Red Hot Rew

Teenage batting sensation James Rew’s ambitions were modest when he began Somerset’s Championship season: simply to keep the wicket-keeping gloves and stay in the team.

Three months on as the backbone of his county’s batting and a thousand runs to his name, he is still finding things hard to process. “I never thought I’d be sitting here as leading run scorer in Division One,” he exclaims. “Not a chance. It’s so weird!”

His emergence has had purists purring and statisticians rewriting the record books. But while his sheer weight of runs has garnered headlines, it is how he’s accumulated them which has earned him admirers and seen him widely tipped as a future England candidate.

Like many left-handers Rew, 19, makes batting look effortless, driving exquisitely, showing clinical precision in the way he times and places the ball.
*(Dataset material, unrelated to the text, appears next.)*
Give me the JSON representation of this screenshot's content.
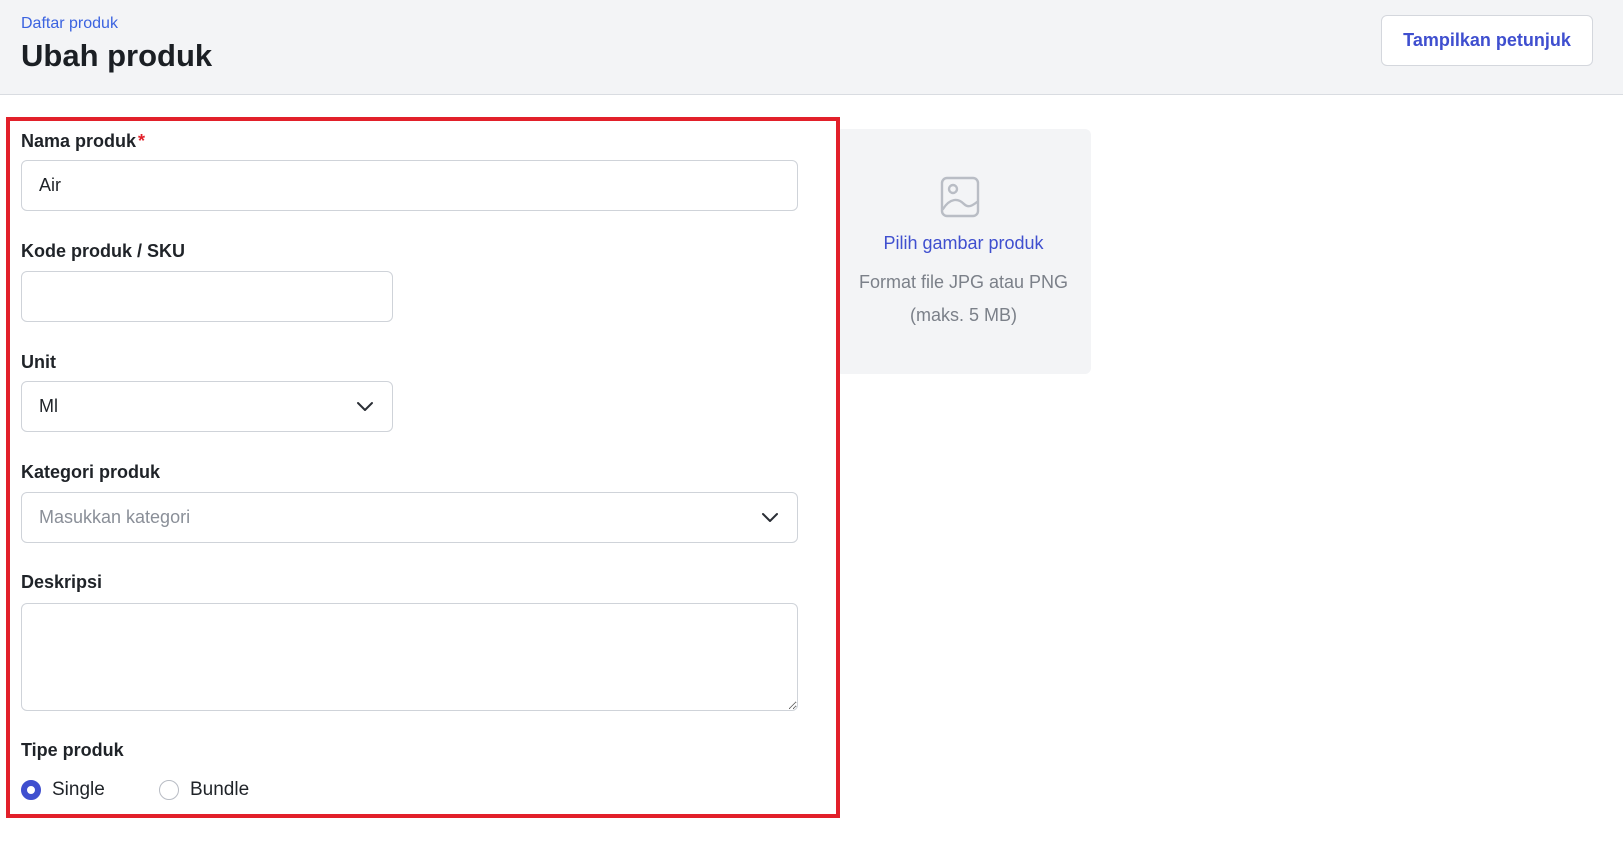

But there’s a solid defence too and an ability to play off front or back foot.

More than that is what his coach Jason Kerr calls his superpower: an ability to stay in the moment, keep things simple and play each ball on its merits. ‘Mature beyond his years’ is a phrase you hear most when you speak to those who know Rew best, although a cheeky, boyish grin quickly gives away his age.

Revolution in the second city

In the last of his retrospective series around the 18 counties, Jeremy
Blackmore asks Neil Smith, Tim Munton, Andy Moles and Paul Smith about
Warwickshire’s unparalleled cross-format domination in the mid-1990s

Masterminded by innovators Bob Woolmer and Dermot Reeve, Warwickshire dominated county cricket in the mid-1990s, writing themselves into the history books with an unprecedented treble in 1994 and following it with a double in 1995.

A competitive Bears squad were boosted by two of the greatest overseas stars. Brian Lara amassed over 2,000 runs in their 1994 Championship success including a world-record 501 not out – not to mention six centuries in seven innings. Allan Donald spearheaded the attack in 1995 with 88 Championship wickets at just 15.48.

Vive Le Style Council! (PDF)

As the long hot summer of 1983 dawned, Paul Weller was in Paris, soaking up the culture and sound of the Left Bank and preparing to
reinvent himself.

Hailed today as a musical chameleon never afraid to leave his comfort zone, Weller had shown the first signs of his need to move on by splitting the Jam at the height of their fame. If that distressed fans of the Mod icon, even more shocking was what was to come as he emerged with a new band – the Style Council – a new sound and a new look.

Nearly four decades on, we can see how radical a change it was – and how Weller astutely turned his focus from strife-torn, divided Britain to a new optimism defined by Europe. Out went the Union Jack iconography and guitar-driven songs influenced by the Beatles, Kinks and Small Faces. In came a continental approach to clothes, artwork and music, drawing inspiration from La Nouvelle Vague, modern jazz and composers like Ravel and Debussy as well as American gospel and soul.

Forming the Style Council with keyboardist Mick Talbot, the pair bonded over a love of Michel Legrand soundtracks, French fashion and Rive Gauche cafe culture, far from the suburban streets of Woking and south London where the pair had grown up.

Band on the Run: Paul McCartney’s 1972 European mystery tour (PDF)

Later this month, Paul McCartney will become the oldest performer to headline Glastonbury as, just days after his 80th birthday, he rolls out Beatles and solo classics to an audience of 100,000 and millions watching live on TV. Fifty years ago, though, with a couple of vans, children and dogs in tow, McCartney was setting off with his new band to realise a dream he’d had in the dying days of the Beatles, to play small venues and rediscover the love of playing live.